Those words are a timeless reminder from a Rabbi Harvey M. Tattelbaum’s High Holy Day sermon published in Our Town. The date missing on the copies made to share at a church gathering. But his message did note it was the 5746th year of the ancient Jewish calendar. More important, It was a time he said “to remind ourselves of a sense of accountability to the Jewish tradition, the needs of our people and to people everywhere.”
And his message ends with the words we so need to remember and enact “Or as Abraham understands God to have told him -- “Heyay baracha” -- be a blessing, that is why we are here. “
And I wrote a column citing ways to be a Big Apple blessing - all faiths all people of good faith. Not surprising, I can’t locate it, but I suspect they’re same ones we need today,
This may seem a simplistic way to be a blessing, but smiling does help sweeten the social climate, not to mention human connections in a time known more for peering at cell phones and other devices. But keep in mind how smiling also soothes the brain, and don’t we need that. And don’t we need that. And my cousin’s foster daughter (what a blessing) reminds: “A smile is a curve which sets everything straight ”
Crimes of Traffic
And speaking of safe traffic which we inevitably must, while vehicle operators are required to yield to pedestrians when turning into a crosswalk, it’s really nice to give a smile and a wave when they do.
But when they don’t well don’t be silent. Again, failure to yield is the leading cause of pedestrian injury and death, and yet this deadly traffic crime is too seldom punished even when it takes a life or severely injures. And it surely does stress, which must be considered big time.

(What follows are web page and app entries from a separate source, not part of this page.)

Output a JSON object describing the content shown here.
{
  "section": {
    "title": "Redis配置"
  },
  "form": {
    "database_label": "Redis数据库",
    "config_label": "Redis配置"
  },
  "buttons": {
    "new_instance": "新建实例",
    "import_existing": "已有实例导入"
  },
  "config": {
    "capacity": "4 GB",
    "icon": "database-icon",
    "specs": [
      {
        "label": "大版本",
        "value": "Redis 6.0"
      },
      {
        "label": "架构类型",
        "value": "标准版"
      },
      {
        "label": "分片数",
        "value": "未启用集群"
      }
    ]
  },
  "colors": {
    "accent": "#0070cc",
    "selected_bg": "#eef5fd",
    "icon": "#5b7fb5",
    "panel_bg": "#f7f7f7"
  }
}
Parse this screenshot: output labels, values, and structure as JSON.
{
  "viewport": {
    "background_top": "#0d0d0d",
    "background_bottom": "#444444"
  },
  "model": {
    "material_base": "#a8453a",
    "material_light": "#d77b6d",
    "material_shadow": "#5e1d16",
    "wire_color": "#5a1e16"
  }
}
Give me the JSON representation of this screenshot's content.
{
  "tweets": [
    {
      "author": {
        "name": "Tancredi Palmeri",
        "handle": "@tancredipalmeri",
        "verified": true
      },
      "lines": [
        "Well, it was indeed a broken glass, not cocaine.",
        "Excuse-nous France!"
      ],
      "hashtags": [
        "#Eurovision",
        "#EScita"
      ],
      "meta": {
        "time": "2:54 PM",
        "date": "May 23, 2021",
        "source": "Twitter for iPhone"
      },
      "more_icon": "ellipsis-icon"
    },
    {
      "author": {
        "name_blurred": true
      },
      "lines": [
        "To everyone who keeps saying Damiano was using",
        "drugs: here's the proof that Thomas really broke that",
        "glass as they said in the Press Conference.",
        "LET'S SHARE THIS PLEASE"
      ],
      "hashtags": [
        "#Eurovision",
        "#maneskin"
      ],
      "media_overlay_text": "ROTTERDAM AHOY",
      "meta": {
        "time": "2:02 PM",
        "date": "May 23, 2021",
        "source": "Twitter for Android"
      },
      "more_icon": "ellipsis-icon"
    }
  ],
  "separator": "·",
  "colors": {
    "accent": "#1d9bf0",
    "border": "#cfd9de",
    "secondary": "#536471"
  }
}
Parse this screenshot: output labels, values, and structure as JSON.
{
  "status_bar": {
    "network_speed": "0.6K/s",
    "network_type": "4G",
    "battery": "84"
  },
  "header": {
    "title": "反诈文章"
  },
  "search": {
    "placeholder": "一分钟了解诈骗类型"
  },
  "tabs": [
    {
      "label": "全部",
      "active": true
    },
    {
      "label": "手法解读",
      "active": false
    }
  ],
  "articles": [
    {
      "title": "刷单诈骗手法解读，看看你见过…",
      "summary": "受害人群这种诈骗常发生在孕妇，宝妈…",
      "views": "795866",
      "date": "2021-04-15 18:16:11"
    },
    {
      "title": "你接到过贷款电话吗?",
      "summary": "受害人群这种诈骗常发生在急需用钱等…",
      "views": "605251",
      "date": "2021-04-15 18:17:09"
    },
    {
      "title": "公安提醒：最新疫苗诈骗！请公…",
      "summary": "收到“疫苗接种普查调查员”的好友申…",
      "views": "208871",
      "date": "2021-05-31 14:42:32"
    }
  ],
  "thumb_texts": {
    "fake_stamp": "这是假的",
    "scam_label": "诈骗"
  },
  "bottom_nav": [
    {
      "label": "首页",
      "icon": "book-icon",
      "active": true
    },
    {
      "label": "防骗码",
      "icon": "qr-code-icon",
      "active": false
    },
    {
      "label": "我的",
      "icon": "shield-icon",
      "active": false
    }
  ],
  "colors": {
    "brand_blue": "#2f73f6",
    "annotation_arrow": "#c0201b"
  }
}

All crimes of traffic do that, including two wheelers and now scooter riders (help!) so very allergic to the rules of the road.
A Neighbor Who Is a Blessing
And that does relate to Rabbi Tattelbaum and Temple Shaaray Tefila, member Betty Cooper Wallerstein and her East 79th Street Neighborhood Association is surely a blessing, with 30-plus years active concern for all the above, including getting York Avenue Sunday bus service. And the monthly meetings so importantly bring people together and to meet with elected officials and police officers. Also helpful friendships are formed. What a blessing!
But due to luxury high rises razing places that once held community rooms, meeting places are harder to find – let alone small businesses which meet everyday needs. So be a blessing and join this and other civic groups to save and restore these and other ineffable city blessings – very critical city needs they are.
It can be done if enough of us try - Heyay baracha – be a blessing, that is why we are here. New Year blessings which again Rabbi Tattlebaum said “means a sense of accountability to the world is the responsibility of each of us for our Jewish tradition and to the needs of our people – to people everywhere.” Please repeat and repeat “to all of us, and to people everywhere.”